**What you are asked to do:** Which lines in the entries below contain the string "Windows"? Show each of them in full.
Source data Block Start
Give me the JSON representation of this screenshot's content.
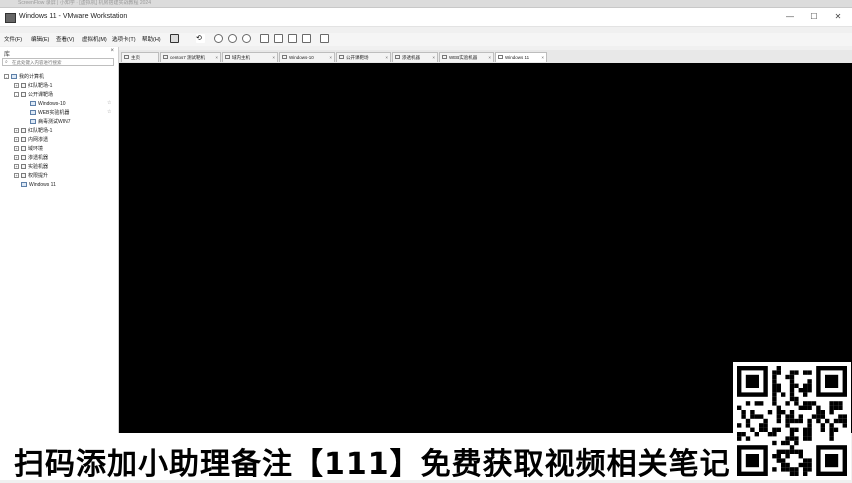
{
  "browser": {
    "tab_text": "ScreenFlow 录屏 | 小知学 · [虚拟机] 机房搭建实战教程 2024"
  },
  "window": {
    "title": "Windows 11 - VMware Workstation",
    "minimize": "—",
    "maximize": "☐",
    "close": "✕"
  },
  "menu": {
    "items": [
      "文件(F)",
      "编辑(E)",
      "查看(V)",
      "虚拟机(M)",
      "选项卡(T)",
      "帮助(H)"
    ]
  },
  "toolbar": {
    "icons": [
      "pause-icon",
      "send-ctrl-alt-del-icon",
      "snapshot-icon",
      "revert-snapshot-icon",
      "manage-snapshots-icon",
      "full-screen-icon",
      "unity-icon",
      "console-view-icon",
      "stretch-icon",
      "view-switch-icon"
    ]
  },
  "library": {
    "title": "库",
    "close": "×",
    "search_placeholder": "在此处键入内容进行搜索",
    "tree": [
      {
        "label": "我的计算机",
        "indent": 0,
        "expander": "-",
        "icon": "computer"
      },
      {
        "label": "红队靶场-1",
        "indent": 1,
        "expander": "+",
        "icon": "folder"
      },
      {
        "label": "公开课靶场",
        "indent": 1,
        "expander": "-",
        "icon": "folder"
      },
      {
        "label": "Windows-10",
        "indent": 2,
        "expander": "",
        "icon": "vm",
        "star": true
      },
      {
        "label": "WEB实验机器",
        "indent": 2,
        "expander": "",
        "icon": "vm",
        "star": true
      },
      {
        "label": "病毒测试WIN7",
        "indent": 2,
        "expander": "",
        "icon": "vm"
      },
      {
        "label": "红队靶场-1",
        "indent": 1,
        "expander": "+",
        "icon": "folder"
      },
      {
        "label": "内网渗透",
        "indent": 1,
        "expander": "+",
        "icon": "folder"
      },
      {
        "label": "域环境",
        "indent": 1,
        "expander": "+",
        "icon": "folder"
      },
      {
        "label": "渗透机器",
        "indent": 1,
        "expander": "+",
        "icon": "folder"
      },
      {
        "label": "实验机器",
        "indent": 1,
        "expander": "+",
        "icon": "folder"
      },
      {
        "label": "权限提升",
        "indent": 1,
        "expander": "+",
        "icon": "folder"
      },
      {
        "label": "Windows 11",
        "indent": 1,
        "expander": "",
        "icon": "vm"
      }
    ]
  },
  "tabs": [
    {
      "label": "主页",
      "active": false
    },
    {
      "label": "centos7 测试靶机",
      "active": false
    },
    {
      "label": "域内主机",
      "active": false
    },
    {
      "label": "Windows-10",
      "active": false
    },
    {
      "label": "公开课靶场",
      "active": false
    },
    {
      "label": "渗透机器",
      "active": false
    },
    {
      "label": "WEB实验机器",
      "active": false
    },
    {
      "label": "Windows 11",
      "active": true
    }
  ],
  "banner": {
    "text": "扫码添加小助理备注【111】免费获取视频相关笔记"
  },
  "colors": {
    "viewport": "#000000",
    "banner_bg": "#ffffff",
    "banner_text": "#000000"
  }
}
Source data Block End
**Output:**
    "title": "Windows 11 - VMware Workstation",
        "label": "Windows-10",
        "label": "Windows 11",
      "label": "Windows-10",
      "label": "Windows 11",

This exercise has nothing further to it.